The very concept seems to be inherently post-industrial. Without large buildings (steel) uniformly decorated with purple carpet and folding chairs (mass production) and loud speakers (electrified technology) the whole production wouldn’t get off the ground. Without a wide variety of people traveling from miles away (cars) the three-thousand seat auditorium couldn’t be filled.

It also seems inextricably tied to the Protestant traditions, for without the emphasis resting on preaching rather than spiritual direction the pastor could not tend such a flock (Reformed/Evangelical non-liturgical services); without millions of dollars worth of artwork, paintings, sculptures, and ornate woodwork, ancient/medieval Christians would not have built a cathedral-sized warehouse building only to fill it with white walls (post-7th council iconoclasm); and without a painless, easy (or non-existent) process of admitting new church members, who’s to say that the seats would all be filled in time to collect enough tithes to pay the mortgage?

These are observations, not critiques. My only criticism I will state tentatively, in accord with my current level of conviction: Much of modern “progress” has actually been regress. With the exceptions of medical technology and expedited communication, much of our innovation has worked against our overall happiness. Depression has gone up by frightening percentages in the last century. We know more and more about the world and less and less about ourselves. “We know more about science and less about scientists” to quote Walker Percy. So it is likely that at least some of the megachurch phenomenon, while not entirely bad, suffers from some particularly recent ills.

Question for Discussion #1: How much of modern life has been more human and more conducive to “the life above nature,” the life in service to the God of love, and how much has been less human and less conducive? If megachurches are (as I have suggested) inherently modern post-Reformation phenomena, and popular only as recently as the 50’s, what new goods must we preserve, and what new ills must we cut out?

Compare with John 16:7 (KJV): “Nevertheless I tell you the truth; It is expedient for you that I go away: for if I go not away, the Comforter will not come unto you; but if I depart, I will send him unto you.”

Question for Discussion #2: Why didn’t Jesus stay bodily on earth? He could have retained the pastorship, appointed apostles and assistant pastors, ministered, and performed sacramental ceremonies.
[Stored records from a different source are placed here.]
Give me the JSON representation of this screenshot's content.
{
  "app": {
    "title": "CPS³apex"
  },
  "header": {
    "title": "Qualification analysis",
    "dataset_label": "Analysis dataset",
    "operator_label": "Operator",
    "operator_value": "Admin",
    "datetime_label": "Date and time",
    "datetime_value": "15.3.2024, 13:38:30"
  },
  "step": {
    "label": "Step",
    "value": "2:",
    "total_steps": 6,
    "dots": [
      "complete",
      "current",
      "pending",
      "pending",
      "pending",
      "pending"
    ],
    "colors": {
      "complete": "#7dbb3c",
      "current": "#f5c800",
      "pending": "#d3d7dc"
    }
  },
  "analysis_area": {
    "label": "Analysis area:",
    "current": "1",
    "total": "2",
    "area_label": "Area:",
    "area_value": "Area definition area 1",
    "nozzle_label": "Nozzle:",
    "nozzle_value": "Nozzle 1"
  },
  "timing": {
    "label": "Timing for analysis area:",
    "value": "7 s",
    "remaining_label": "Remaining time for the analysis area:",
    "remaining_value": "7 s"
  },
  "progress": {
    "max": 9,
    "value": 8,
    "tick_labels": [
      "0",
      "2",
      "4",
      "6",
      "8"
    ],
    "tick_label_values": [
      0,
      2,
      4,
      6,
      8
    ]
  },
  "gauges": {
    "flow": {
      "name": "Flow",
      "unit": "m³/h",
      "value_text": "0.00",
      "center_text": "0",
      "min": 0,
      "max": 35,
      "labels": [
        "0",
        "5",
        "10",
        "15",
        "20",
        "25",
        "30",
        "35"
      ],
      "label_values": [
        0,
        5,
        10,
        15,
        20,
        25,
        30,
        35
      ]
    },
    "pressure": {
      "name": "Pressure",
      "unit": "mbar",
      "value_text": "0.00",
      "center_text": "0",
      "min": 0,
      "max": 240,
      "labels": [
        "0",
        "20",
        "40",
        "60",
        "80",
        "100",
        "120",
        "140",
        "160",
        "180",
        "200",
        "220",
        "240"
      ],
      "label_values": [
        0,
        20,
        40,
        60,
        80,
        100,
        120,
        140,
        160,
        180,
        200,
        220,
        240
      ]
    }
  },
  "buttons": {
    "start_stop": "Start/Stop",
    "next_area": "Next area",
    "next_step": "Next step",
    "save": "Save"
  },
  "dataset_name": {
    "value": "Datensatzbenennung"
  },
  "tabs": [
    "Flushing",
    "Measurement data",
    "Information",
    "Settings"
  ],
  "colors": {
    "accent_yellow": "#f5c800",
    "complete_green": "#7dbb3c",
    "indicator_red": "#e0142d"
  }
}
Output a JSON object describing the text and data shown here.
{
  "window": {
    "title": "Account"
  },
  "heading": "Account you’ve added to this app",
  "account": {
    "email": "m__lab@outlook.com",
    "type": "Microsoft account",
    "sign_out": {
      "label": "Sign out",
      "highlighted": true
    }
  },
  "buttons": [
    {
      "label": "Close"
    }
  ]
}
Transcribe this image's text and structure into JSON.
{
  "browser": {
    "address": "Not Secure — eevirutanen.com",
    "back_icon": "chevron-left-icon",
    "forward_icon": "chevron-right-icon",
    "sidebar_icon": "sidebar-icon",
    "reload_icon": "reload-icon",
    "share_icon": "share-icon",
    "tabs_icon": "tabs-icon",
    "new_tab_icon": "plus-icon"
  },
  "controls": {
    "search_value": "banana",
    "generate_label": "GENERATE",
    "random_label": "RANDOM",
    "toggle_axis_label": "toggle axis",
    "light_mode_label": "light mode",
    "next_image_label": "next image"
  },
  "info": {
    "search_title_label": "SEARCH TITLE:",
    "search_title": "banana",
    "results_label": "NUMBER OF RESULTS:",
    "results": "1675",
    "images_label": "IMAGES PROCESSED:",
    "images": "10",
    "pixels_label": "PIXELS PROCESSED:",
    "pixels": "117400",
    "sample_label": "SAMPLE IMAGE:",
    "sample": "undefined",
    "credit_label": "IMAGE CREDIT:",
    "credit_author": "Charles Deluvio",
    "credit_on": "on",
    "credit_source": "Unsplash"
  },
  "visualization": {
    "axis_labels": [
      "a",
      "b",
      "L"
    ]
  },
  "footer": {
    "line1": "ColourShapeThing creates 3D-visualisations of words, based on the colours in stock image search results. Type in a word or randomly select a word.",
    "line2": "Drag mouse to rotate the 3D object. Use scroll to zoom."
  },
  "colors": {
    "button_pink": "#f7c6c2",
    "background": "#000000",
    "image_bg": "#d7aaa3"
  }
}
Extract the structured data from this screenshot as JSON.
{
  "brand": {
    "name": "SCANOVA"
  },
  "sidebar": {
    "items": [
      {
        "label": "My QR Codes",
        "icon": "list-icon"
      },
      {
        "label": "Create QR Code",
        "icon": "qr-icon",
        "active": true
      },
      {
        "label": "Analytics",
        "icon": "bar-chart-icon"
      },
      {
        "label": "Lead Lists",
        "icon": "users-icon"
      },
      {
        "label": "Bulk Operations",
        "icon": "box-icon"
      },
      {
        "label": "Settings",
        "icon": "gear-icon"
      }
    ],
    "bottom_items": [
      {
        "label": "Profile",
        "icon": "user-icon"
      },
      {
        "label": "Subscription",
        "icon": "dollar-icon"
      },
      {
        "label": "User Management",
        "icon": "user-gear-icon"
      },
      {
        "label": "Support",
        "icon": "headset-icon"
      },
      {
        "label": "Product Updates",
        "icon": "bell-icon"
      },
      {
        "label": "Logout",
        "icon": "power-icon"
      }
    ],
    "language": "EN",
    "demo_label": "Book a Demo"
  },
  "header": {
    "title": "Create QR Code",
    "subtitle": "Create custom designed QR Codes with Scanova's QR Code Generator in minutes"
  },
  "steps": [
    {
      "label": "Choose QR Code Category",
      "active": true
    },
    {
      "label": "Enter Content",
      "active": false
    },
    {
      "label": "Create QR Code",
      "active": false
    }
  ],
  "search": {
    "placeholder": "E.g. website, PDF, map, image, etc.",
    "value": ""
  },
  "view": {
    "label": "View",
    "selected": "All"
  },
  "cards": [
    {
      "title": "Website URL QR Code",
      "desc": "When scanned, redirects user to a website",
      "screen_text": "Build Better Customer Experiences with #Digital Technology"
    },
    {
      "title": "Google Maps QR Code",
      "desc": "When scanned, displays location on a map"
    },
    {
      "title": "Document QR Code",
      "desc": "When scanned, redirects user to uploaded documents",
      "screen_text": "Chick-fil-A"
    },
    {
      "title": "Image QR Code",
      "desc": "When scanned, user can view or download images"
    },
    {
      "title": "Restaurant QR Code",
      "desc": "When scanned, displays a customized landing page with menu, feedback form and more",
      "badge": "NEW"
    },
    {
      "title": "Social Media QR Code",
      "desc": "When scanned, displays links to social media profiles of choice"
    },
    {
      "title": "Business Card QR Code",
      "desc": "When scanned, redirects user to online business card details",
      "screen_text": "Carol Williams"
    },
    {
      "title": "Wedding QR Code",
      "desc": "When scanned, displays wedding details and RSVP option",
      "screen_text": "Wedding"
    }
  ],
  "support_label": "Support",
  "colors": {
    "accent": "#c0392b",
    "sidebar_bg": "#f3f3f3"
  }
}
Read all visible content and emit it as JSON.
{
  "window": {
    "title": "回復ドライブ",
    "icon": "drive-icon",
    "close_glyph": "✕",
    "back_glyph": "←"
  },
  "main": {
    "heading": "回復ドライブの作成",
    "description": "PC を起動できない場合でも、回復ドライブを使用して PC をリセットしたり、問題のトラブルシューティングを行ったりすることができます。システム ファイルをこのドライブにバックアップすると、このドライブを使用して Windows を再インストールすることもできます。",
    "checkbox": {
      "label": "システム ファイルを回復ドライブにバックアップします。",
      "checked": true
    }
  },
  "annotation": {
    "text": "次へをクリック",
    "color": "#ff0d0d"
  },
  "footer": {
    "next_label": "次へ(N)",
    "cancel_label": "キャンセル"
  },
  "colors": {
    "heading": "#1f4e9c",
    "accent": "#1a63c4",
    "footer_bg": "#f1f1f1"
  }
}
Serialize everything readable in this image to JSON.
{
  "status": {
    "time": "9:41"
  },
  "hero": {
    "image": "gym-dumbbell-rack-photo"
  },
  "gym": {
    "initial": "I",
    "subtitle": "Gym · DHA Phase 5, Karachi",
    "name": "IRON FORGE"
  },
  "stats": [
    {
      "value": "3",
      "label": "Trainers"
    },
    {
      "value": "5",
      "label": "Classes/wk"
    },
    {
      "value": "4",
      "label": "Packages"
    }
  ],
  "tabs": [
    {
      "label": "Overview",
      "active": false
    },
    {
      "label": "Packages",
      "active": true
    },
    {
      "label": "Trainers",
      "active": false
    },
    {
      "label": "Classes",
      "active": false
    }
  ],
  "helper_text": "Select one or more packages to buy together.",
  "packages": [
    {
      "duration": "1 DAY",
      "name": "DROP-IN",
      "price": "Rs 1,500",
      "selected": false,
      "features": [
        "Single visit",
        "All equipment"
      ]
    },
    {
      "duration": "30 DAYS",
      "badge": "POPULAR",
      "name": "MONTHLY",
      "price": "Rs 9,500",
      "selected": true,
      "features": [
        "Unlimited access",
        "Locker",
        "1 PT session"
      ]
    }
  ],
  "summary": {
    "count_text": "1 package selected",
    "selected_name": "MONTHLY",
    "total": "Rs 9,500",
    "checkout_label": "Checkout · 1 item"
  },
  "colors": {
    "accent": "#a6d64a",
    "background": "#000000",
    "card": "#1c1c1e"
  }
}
But then again his popularity would have risen, and who would attend measly ol’ Paul the Apostle’s Church when you could go to the First Congregational Church of Jesus Christ? Why didn’t Jesus stay earth and serve? Perhaps because he would have had to start a megachurch.

Posted by Keith E. Buhler